LAST Monday, the Federal Road Safety Corps (FRSC) was in the news for the wrong reasons. Its sector commander for Rivers State, Mr. Ayodele Kumapayi, had ignited national outrage after cutting the hair of some female personnel of the corps who in his view had transgressed the service rules by leaving their hair to grow beyond the capacity of their berets or by deliberately making long hairdos. The commander committed the outrage while carrying out a “hair, uniform and fingernails inspection” of staff. Assisted by able lieutenants, he had grabbed a pair of scissors and removed quite a bunch of what he considered to be excessive and offensive hair. The incident took place during a routine early morning parade in Port Harcourt, the Rivers State capital. Photographs of the commander and his team carrying out the punishment, which were published on the official FRSC Facebook page, were later taken down following the outrage online. But they are still trending.
Reacting to the incident, the Corps Marshal of the FRSC, Mr. Boboye Oyeyemi, swiftly ordered the recall of the sector commander as well as the other officers involved in the saga. According to a statement released by the corps spokesman, Mr. Bisi Kazeezm, the commander’s action was outside the mandate of the corps and his recall became necessary in order to pave the way for proper investigation of the matter. Kazeem debunked a report by an online medium that Kumapayi had been suspended, saying: “It is a recall, not a suspension.’’ The public would however have preferred an elaboration of the difference between the two terms.

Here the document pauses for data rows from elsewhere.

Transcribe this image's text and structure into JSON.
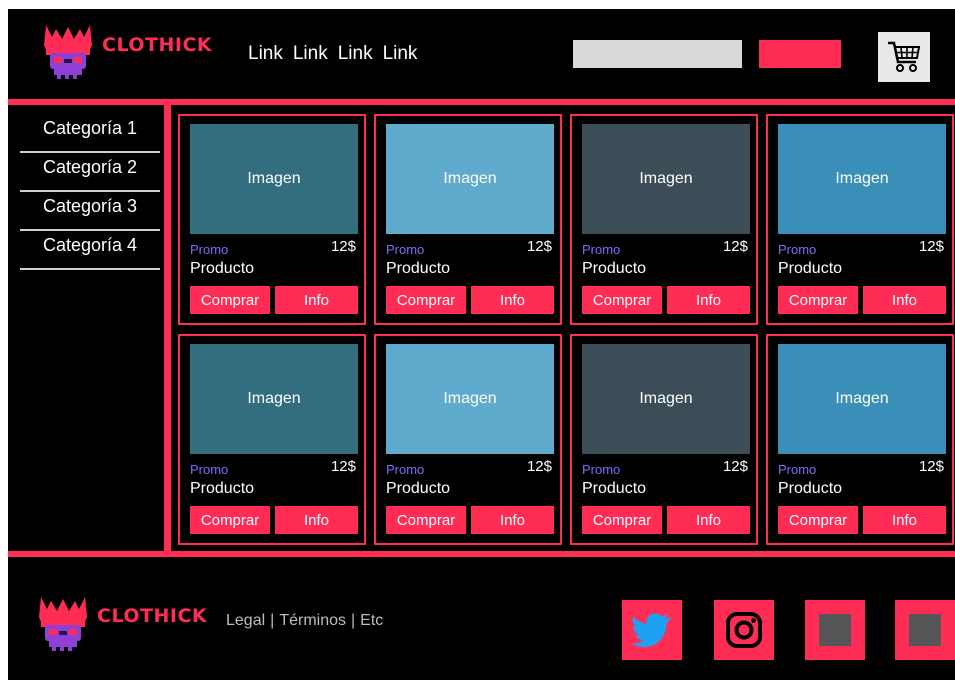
{
  "header": {
    "brand": "CLOTHICK",
    "nav": [
      "Link",
      "Link",
      "Link",
      "Link"
    ],
    "search_placeholder": "",
    "search_button_label": "",
    "cart_icon": "shopping-cart-icon"
  },
  "sidebar": {
    "categories": [
      "Categoría 1",
      "Categoría 2",
      "Categoría 3",
      "Categoría 4"
    ]
  },
  "products": [
    {
      "image": "Imagen",
      "promo": "Promo",
      "price": "12$",
      "name": "Producto",
      "buy": "Comprar",
      "info": "Info",
      "color": "#336e80"
    },
    {
      "image": "Imagen",
      "promo": "Promo",
      "price": "12$",
      "name": "Producto",
      "buy": "Comprar",
      "info": "Info",
      "color": "#5fabcd"
    },
    {
      "image": "Imagen",
      "promo": "Promo",
      "price": "12$",
      "name": "Producto",
      "buy": "Comprar",
      "info": "Info",
      "color": "#3c4d57"
    },
    {
      "image": "Imagen",
      "promo": "Promo",
      "price": "12$",
      "name": "Producto",
      "buy": "Comprar",
      "info": "Info",
      "color": "#3a8fb8"
    },
    {
      "image": "Imagen",
      "promo": "Promo",
      "price": "12$",
      "name": "Producto",
      "buy": "Comprar",
      "info": "Info",
      "color": "#336e80"
    },
    {
      "image": "Imagen",
      "promo": "Promo",
      "price": "12$",
      "name": "Producto",
      "buy": "Comprar",
      "info": "Info",
      "color": "#5fabcd"
    },
    {
      "image": "Imagen",
      "promo": "Promo",
      "price": "12$",
      "name": "Producto",
      "buy": "Comprar",
      "info": "Info",
      "color": "#3c4d57"
    },
    {
      "image": "Imagen",
      "promo": "Promo",
      "price": "12$",
      "name": "Producto",
      "buy": "Comprar",
      "info": "Info",
      "color": "#3a8fb8"
    }
  ],
  "footer": {
    "brand": "CLOTHICK",
    "legal": [
      "Legal",
      "Términos",
      "Etc"
    ],
    "legal_separator": "|",
    "social": [
      "twitter-icon",
      "instagram-icon",
      "social-placeholder-icon",
      "social-placeholder-icon"
    ]
  },
  "colors": {
    "accent": "#ff2d55",
    "background": "#000000",
    "promo": "#7b6dff",
    "logo_purple": "#8f3fd6"
  }
}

To be sure, the female personnel obviously violated some rules of the corps. An official guide for female staff at FRSC parades reportedly says that they must maintain a hairstyle that can be tucked into their beret. But could the punishment for non-compliance have been an official attack on their dignity? Certainly not. In any event, the step taken by the sector commander certainly drew the ire of a cross section of the public who wondered why the affected female personnel could not have been allowed to cut their hair themselves even as they could have been required to serve other punishments. Lauretta Onochie, an aide to President Muhammadu Buhari, justly tagged the incident an act of “humiliation of women taken too far” in a post on Twitter.
To say the least, the image of the sector commander and his lieutenants administering the barbing exercise was certainly in poor taste. It demeaned those female members of the corps and damaged the public image of the corps as a gender-friendly organisation. If such a draconian measure could be taken against the women in the corps publicly, whatever is happening covertly is certainly worse and unedifying.
The sector may have finally forced its female personnel to comply with the rules but at what expense? A national outrage and international opprobrium could not have been the desire of the sector commander, but that was what he succeeded in getting for his excitable inclinations. We are sure that even his office has been demeaned by this singular act of indiscretion and whatever may have transpired between him and the Corps Marshal who had immediately summoned him after the incident, it is not likely that he will return to Rivers State to find his reputation still intact and wholesome. By the way, we wonder how and why a pair of scissors became so readily available. Is it part of the tools of the corps? Did the sector commander acquire it in anticipation of its eventual use? Or could there be more to this story than meets the eye?
However, we find it necessary to warn the female personnel of the FRSC and other uniformed services to abide by the rules and regulations of their respective outfits at all times. If they no longer feel comfortable with the service rules, they should take the honourable path by tendering their resignation letters. That democratic option is infinitely better than wilfully flouting the rules. Wearing inappropriate hairstyles lowers the morale of their law-abiding colleagues.
We call on the FRSC authorities to apply the full weight of the service rules on the erring commander and his lieutenants. That is how to show the nation and the international community that it will not tolerate indiscipline in whatever form within its ranks. Beyond the FRSC, however, it is necessary to point out that this sad event is only emblematic of the conditions within the nation’s uniformed services. Videos of military officers torturing female recruits are available online, while stories of sexual harassment within the uniformed services are routine. We call on the concerned authorities to ensure that cases of gender-based discrimination and oppression are eliminated in the respective organisations.